I was visiting a friend in Salt Lake’s Intermountain LDS Hospital yesterday. Despite his chemotherapy and despite the tubes attached to him, we had a good conversation about poetry and clouds and food and other things. Leaving the hospital, I stepped into 100-degree heat and into a complex situation.
A skinny man wearing only a hospital gown and hospital booties and trailing an oxygen tube was surrounded by three hospital security officers with hand-held radios, a policeman, and four hospital attendants wearing scrubs. They kept their distance from the escapee, who held an unlit cigarette in one hand. He approached an officer and asked if she had a light. No, sir, I don’t have a light, she said. He waved the cigarette in the air, turned and started down the sidewalk, followed, at a respectful distance, by his attendants. The sun beat down on him and his boney knees and his wild white hair and his scantily covered flesh. He turned into a tiny park with three benches. He approached a man sitting on one of them, gestured with his cigarette, and the man offered him a light.
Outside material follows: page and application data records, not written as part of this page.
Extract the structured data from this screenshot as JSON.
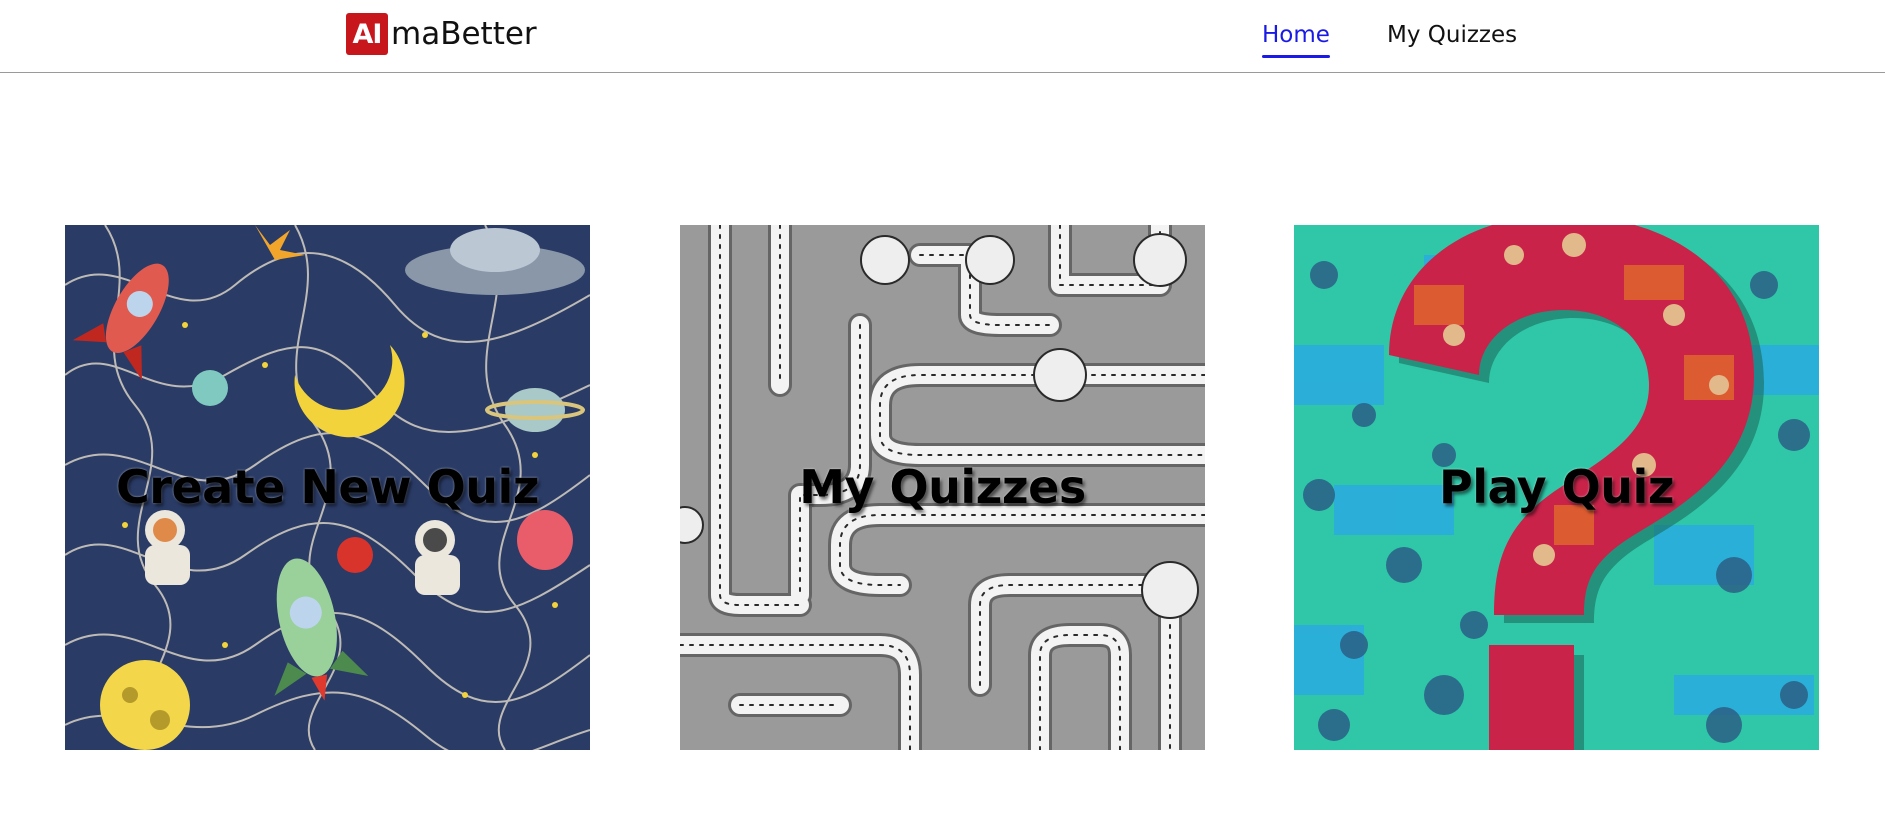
{
  "brand": {
    "badge": "AI",
    "name": "maBetter",
    "badge_color": "#c8161d"
  },
  "nav": {
    "items": [
      {
        "label": "Home",
        "active": true
      },
      {
        "label": "My Quizzes",
        "active": false
      }
    ],
    "active_color": "#1a1ae6"
  },
  "cards": [
    {
      "title": "Create New Quiz",
      "theme": "space-doodle",
      "background": "#2a3b66"
    },
    {
      "title": "My Quizzes",
      "theme": "rope-maze",
      "background": "#9a9a9a"
    },
    {
      "title": "Play Quiz",
      "theme": "question-mark",
      "background": "#2fc7a8"
    }
  ]
}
He sat down on a bench and satisfied his desire.
I drove away thinking about freedom and desire.